Well, wouldn’t you know it, there I was getting on with some work for the next school year – always a thrill to be working on lesson plans when the temperature is making the thermometer melt – and the nice postman distracts me by delivering the latest of the British Library Crime Classics range. It’s not one that I’m going to review immediately as a) I read it about a year ago and wrote a review then and b) it’s getting a re-read in a couple of months for my book group, so I’ll re-review it then. But it’s important that people know this classic is out there in the wild, so I thought I’d pull together some reviews of this and others in the Crime Classics range with a few thoughts.
Oh, the book? In the UK, this has been all but unobtainable for years – I’ve never seen a copy under £100 in any condition. Finally I weakened and went to the Bodleian and read their copy (which didn’t have a map). What is it? Well it’s Death Of Jezebel by Christianna Brand, obviously…
I don’t think trying to read three books in one day is that smart an idea – you don’t get the chance to sit back and think about a mystery if you’re trying to make sure you reach certain points by certain times. I enjoyed this and can see why it’s a classic, but came away with a mild disappointment that it wasn’t – quite – the best thing ever. But I wasn’t reading it under the best conditions and the version in the library didn’t have the plan of the scene of the crime in it. You’ll be pleased to know that this version does, and I’m really looking forward to revisiting this next month – and taking my time, this time.
A somewhat atypical Gideon Fell mystery that is probably one that I most enjoyed when re-reading it and not expecting a locked room or impossibility. A really well-constructed and absorbing mystery. It may have only been picked so that it could be touted as “A Devon Mystery” but sometimes good things happen for the oddest reasons…
I reviewed this one years ago and will get round to re-reading it sooner rather than later, as I can’t remember much about it at all. Apart from being really, really impressed by it…
Carr’s masterpiece, in my opinion (which of course makes it the correct one). A story that keeps you guessing with a smart locked room and a well-hidden killer.
One of a few mysteries to make use of the London Blitz as a backdrop and one of the best. One of my favourite Lorac titles.
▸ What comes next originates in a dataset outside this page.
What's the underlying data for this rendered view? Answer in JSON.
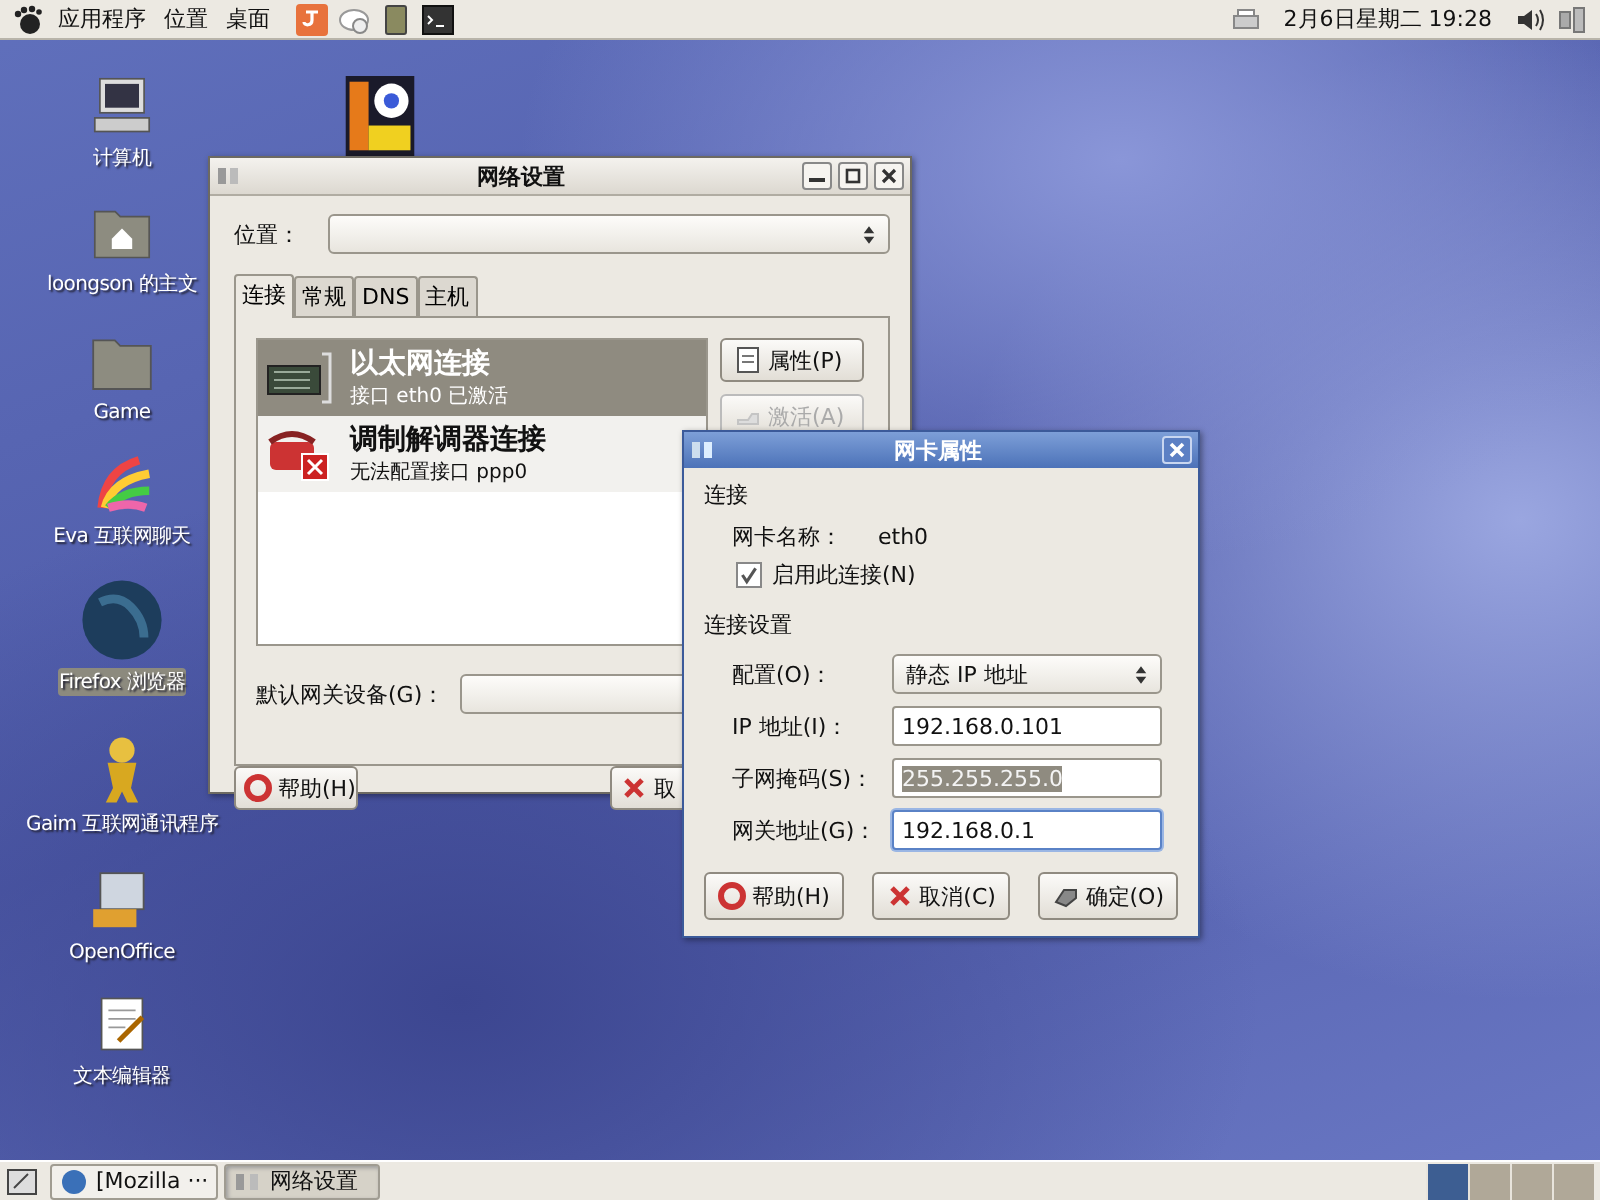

Not one of my favourite Lorac mysteries but often touted as one of her best. Who knows, maybe I’m wrong in this case… Of course I’m not, but you’ll probably enjoy it anyway.
There are a bunch of other Crime Classics reviews on my blog if you hunt around. Highlights of those include:
- The Woman In The Wardrobe by Peter Schaffer
- Two-Way Death by E C R Lorac
- Death Of Anton by Alan Melville
- Verdict Of Twelve by Raymond Postgate
- Mystery In The Channel by Freeman Wills Crofts
- Death Makes A Prophet by John Bude (not on the BL website for some reason)
NB: It’s been brought to my attention that the Christianna Brand books aren’t available as ebooks for some reason. I presume this is a rights issue, but if anyone can shed some light on this?